By Lorna Rae Dupree
I woke up to a light tapping sound. What could that be, I thought. I got out of bed and opened the mosquito-netted roller doors. I poked my head around the corner and there he was. A small malachite kingfisher tapping on the mirror in the living room, giving himself the side-eye in-between knocks. He caught a glimpse of me and flew out on a branch near the pool.
Such a beautiful and colourful way to start the morning. The crested guineafowls were clucking their way towards the waterhole as a duiker sprang out of their path. I could also hear the usual birds rising now: the emerald-spotted wood doves, gorgeous bush-shrikes and more.
I made my way to the kitchen to make a cup of tea. When I turned around a beautiful purple lourie (a.k.a) purple-crested turaco swooped down to a tree by the waterhole.
So much activity in the morning!
Every now and then throughout the day, you can hear the call of a fish eagle in the distance. I must say, that is one of my favourite sounds. To me, it is the sound of Africa.

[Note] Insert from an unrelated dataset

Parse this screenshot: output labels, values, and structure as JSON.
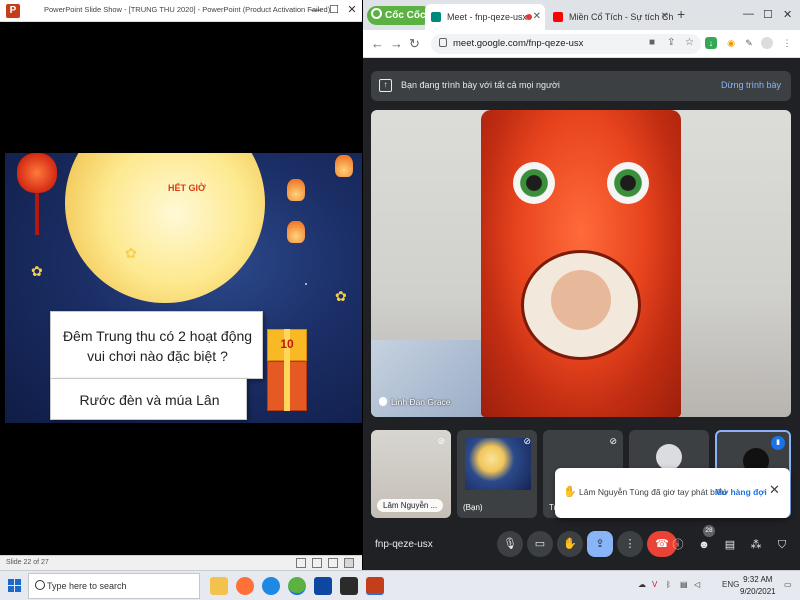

One night, by the firepit, we heard a toot and then a hoot. A torch was shone into the trees trying to follow the hooting sounds until finally, we found him. Small and neatly tucked into the tree right at the edge of the deck. A scowl at the light and another hoot, the wood owl peered down at us loftily. We turned off the torch and left him to his own devices, privileged to be listening to the hoots and toots over the crackling of the fire.
Oh, and don’t be surprised if a Woolly-necked stork decides to hang out all day, strolling around the immediate lawn area and on the decks as if he is here to stay… because that happens too!
The most exciting spotting I had, which of course was when I didn’t have my camera or phone, was a Narina Trogon. Oh my! What a treat!!!
Thornwood has hosted many avid birders, ornithologists and birdlife photographers. This is because the Hluhluwe area has listed over 350 species of birds. Birdwatching enthusiasts would be excited to know that generally, birdwatching is good all year round but at its best is between November to April. The list of birds I have spotted from sitting in my comfy chair at the lodge is lengthy, not to mention the list from walking outside the borders of Thornwood into the wider areas of Kuleni Game Park.
Kuleni comprises of 4 eco-systems so it doesn’t surprise me that you will find a diversity of birdlife. However, I’ve also seen some amazing birds on day excursions to False Bay and Hluhluwe iMfolozi Game Reserve such as pelicans, cape vultures, bustards, Burchell’s coucals bright starlings, plenty of eagles and more.
Whether it is a cardinal woodpecker deciding to make his home in the shower, a little sunbird coming to say hi or even the bustling guineafowl. All the birds of the bush make it that much more alive!
Oh and don’t forget to download Thornwood’s birding list here.
Until the next adventure,
Contact us if you spot anything that isn’t on the list so we can update it or just share it and tag us on social media.